INSTRUCTIONS FOR THE TASK: Check each line of the records below for the word "Page" and copy those where it appears.

[Dataset rows describing interfaces]
- - -
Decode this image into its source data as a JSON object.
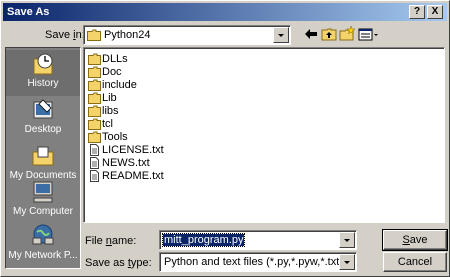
{
  "window": {
    "title": "Save As"
  },
  "titlebar_buttons": {
    "help": "?",
    "close": "X"
  },
  "top": {
    "save_in_label_pre": "Save ",
    "save_in_label_key": "i",
    "save_in_label_post": "n:",
    "save_in_value": "Python24"
  },
  "places": [
    {
      "label": "History",
      "icon": "history-icon"
    },
    {
      "label": "Desktop",
      "icon": "desktop-icon"
    },
    {
      "label": "My Documents",
      "icon": "my-documents-icon"
    },
    {
      "label": "My Computer",
      "icon": "my-computer-icon"
    },
    {
      "label": "My Network P...",
      "icon": "my-network-places-icon"
    }
  ],
  "files": [
    {
      "name": "DLLs",
      "type": "folder"
    },
    {
      "name": "Doc",
      "type": "folder"
    },
    {
      "name": "include",
      "type": "folder"
    },
    {
      "name": "Lib",
      "type": "folder"
    },
    {
      "name": "libs",
      "type": "folder"
    },
    {
      "name": "tcl",
      "type": "folder"
    },
    {
      "name": "Tools",
      "type": "folder"
    },
    {
      "name": "LICENSE.txt",
      "type": "text"
    },
    {
      "name": "NEWS.txt",
      "type": "text"
    },
    {
      "name": "README.txt",
      "type": "text"
    }
  ],
  "bottom": {
    "file_name_label_pre": "File ",
    "file_name_label_key": "n",
    "file_name_label_post": "ame:",
    "file_name_value": "mitt_program.py",
    "save_type_label_pre": "Save as ",
    "save_type_label_key": "t",
    "save_type_label_post": "ype:",
    "save_type_value": "Python and text files (*.py,*.pyw,*.txt)"
  },
  "buttons": {
    "save_key": "S",
    "save_rest": "ave",
    "cancel": "Cancel"
  }
}
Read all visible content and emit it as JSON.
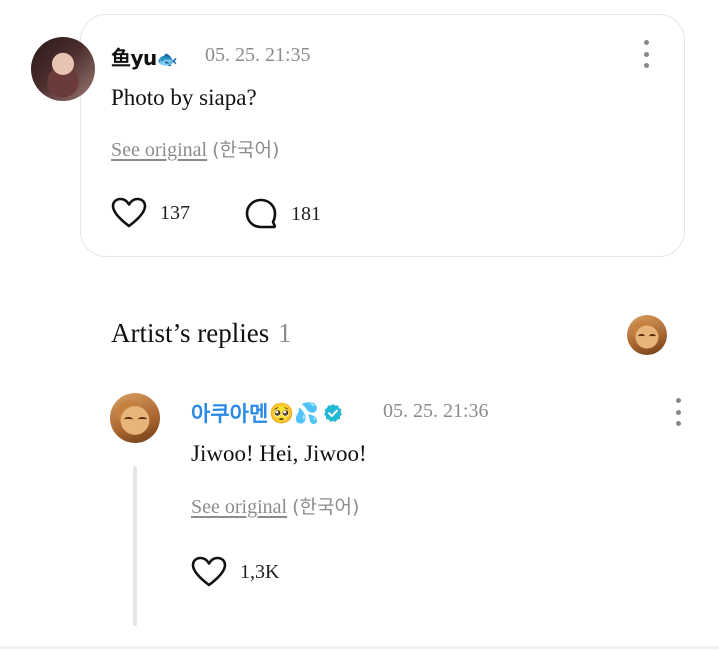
{
  "comment": {
    "username": "鱼yu",
    "username_emoji": "🐟",
    "date": "05. 25. 21:35",
    "text": "Photo by siapa?",
    "see_original": "See original",
    "language": "(한국어)",
    "like_count": "137",
    "reply_count": "181"
  },
  "artist_replies": {
    "title": "Artist’s replies",
    "count": "1"
  },
  "reply": {
    "username": "아쿠아멘",
    "username_emoji": "🥺💦",
    "verified": true,
    "date": "05. 25. 21:36",
    "text": "Jiwoo! Hei, Jiwoo!",
    "see_original": "See original",
    "language": "(한국어)",
    "like_count": "1,3K"
  },
  "colors": {
    "artist_name": "#2b8ae6",
    "verified_badge": "#21b8d4",
    "muted_text": "#8c8c8c"
  },
  "icons": [
    "more-vertical-icon",
    "heart-icon",
    "comment-bubble-icon",
    "verified-badge-icon"
  ]
}
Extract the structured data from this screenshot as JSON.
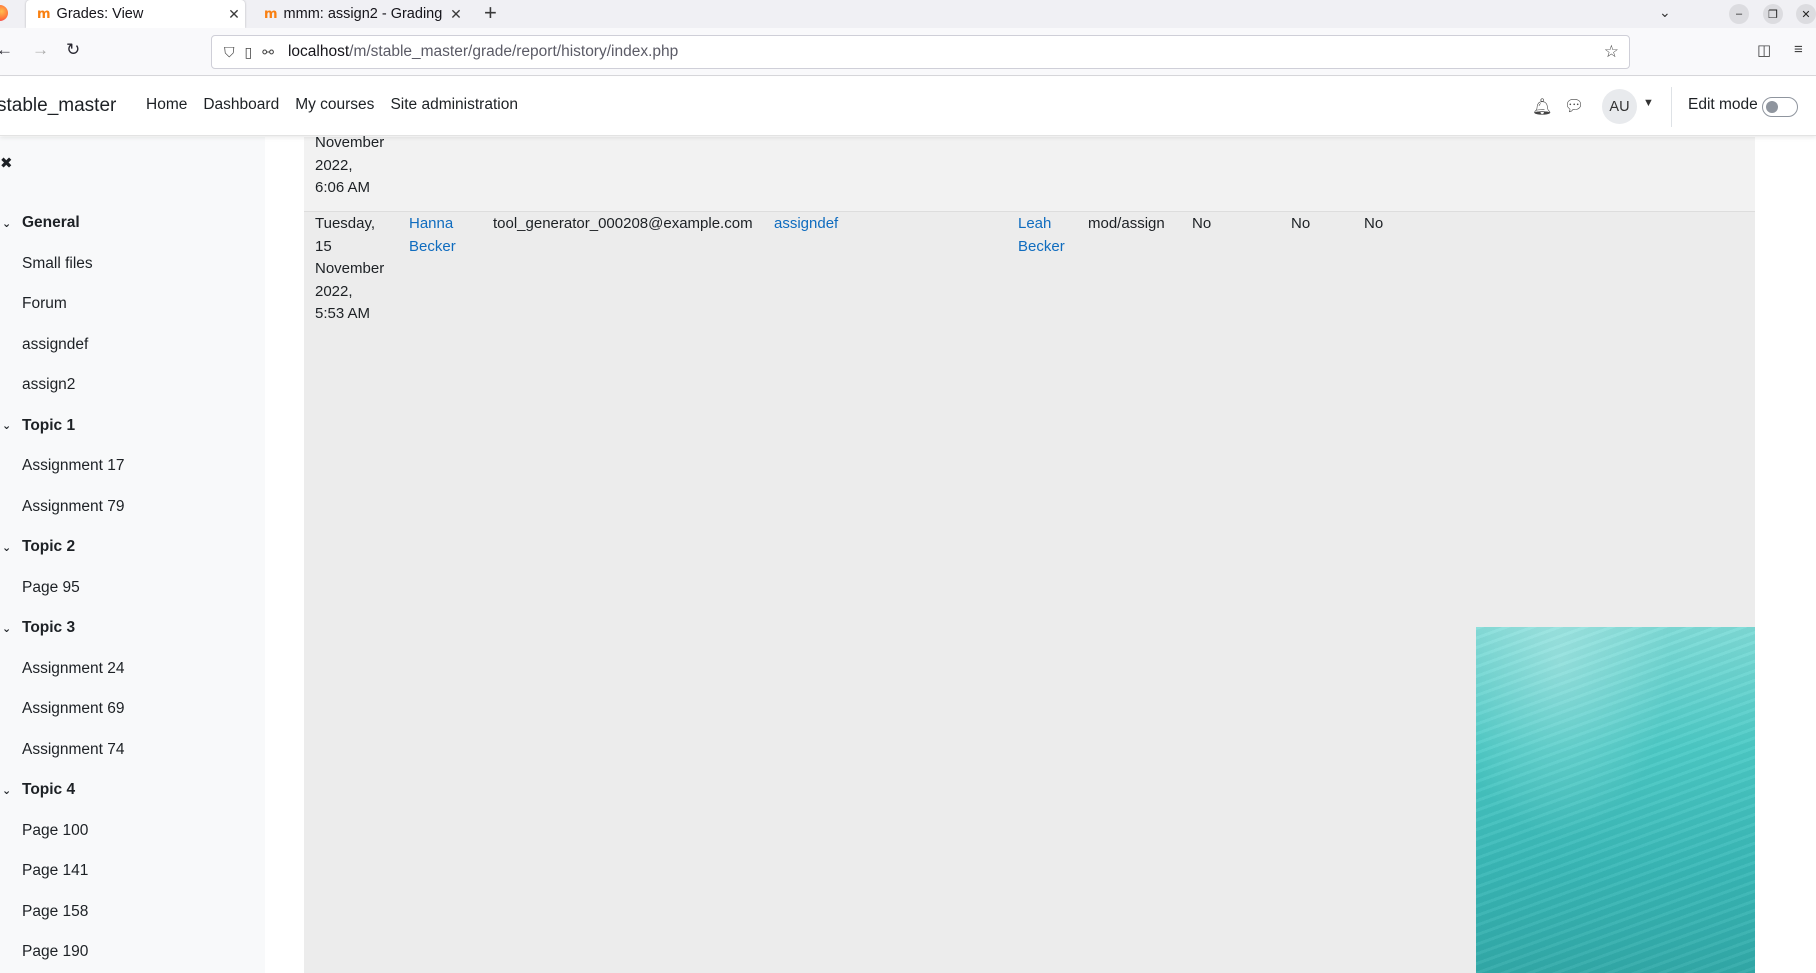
{
  "browser": {
    "tabs": [
      {
        "title": "Grades: View",
        "favicon": "m",
        "active": true
      },
      {
        "title": "mmm: assign2 - Grading",
        "favicon": "m",
        "active": false
      }
    ],
    "url_host": "localhost",
    "url_path": "/m/stable_master/grade/report/history/index.php"
  },
  "header": {
    "site_name": "stable_master",
    "nav": [
      "Home",
      "Dashboard",
      "My courses",
      "Site administration"
    ],
    "avatar_initials": "AU",
    "edit_mode_label": "Edit mode",
    "edit_mode_on": false
  },
  "course_index": [
    {
      "type": "section",
      "label": "General"
    },
    {
      "type": "activity",
      "label": "Small files"
    },
    {
      "type": "activity",
      "label": "Forum"
    },
    {
      "type": "activity",
      "label": "assigndef"
    },
    {
      "type": "activity",
      "label": "assign2"
    },
    {
      "type": "section",
      "label": "Topic 1"
    },
    {
      "type": "activity",
      "label": "Assignment 17"
    },
    {
      "type": "activity",
      "label": "Assignment 79"
    },
    {
      "type": "section",
      "label": "Topic 2"
    },
    {
      "type": "activity",
      "label": "Page 95"
    },
    {
      "type": "section",
      "label": "Topic 3"
    },
    {
      "type": "activity",
      "label": "Assignment 24"
    },
    {
      "type": "activity",
      "label": "Assignment 69"
    },
    {
      "type": "activity",
      "label": "Assignment 74"
    },
    {
      "type": "section",
      "label": "Topic 4"
    },
    {
      "type": "activity",
      "label": "Page 100"
    },
    {
      "type": "activity",
      "label": "Page 141"
    },
    {
      "type": "activity",
      "label": "Page 158"
    },
    {
      "type": "activity",
      "label": "Page 190"
    }
  ],
  "history": {
    "prev_row_date_tail": [
      "November",
      "2022,",
      "6:06 AM"
    ],
    "row": {
      "date": [
        "Tuesday,",
        "15",
        "November",
        "2022,",
        "5:53 AM"
      ],
      "user_first": "Hanna",
      "user_last": "Becker",
      "email": "tool_generator_000208@example.com",
      "grade_item": "assigndef",
      "grader_first": "Leah",
      "grader_last": "Becker",
      "source": "mod/assign",
      "overridden": "No",
      "locked": "No",
      "excluded": "No"
    }
  }
}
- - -
RESULT FOR THIS EXERCISE:
      "label": "Page 95"
      "label": "Page 100"
      "label": "Page 141"
      "label": "Page 158"
      "label": "Page 190"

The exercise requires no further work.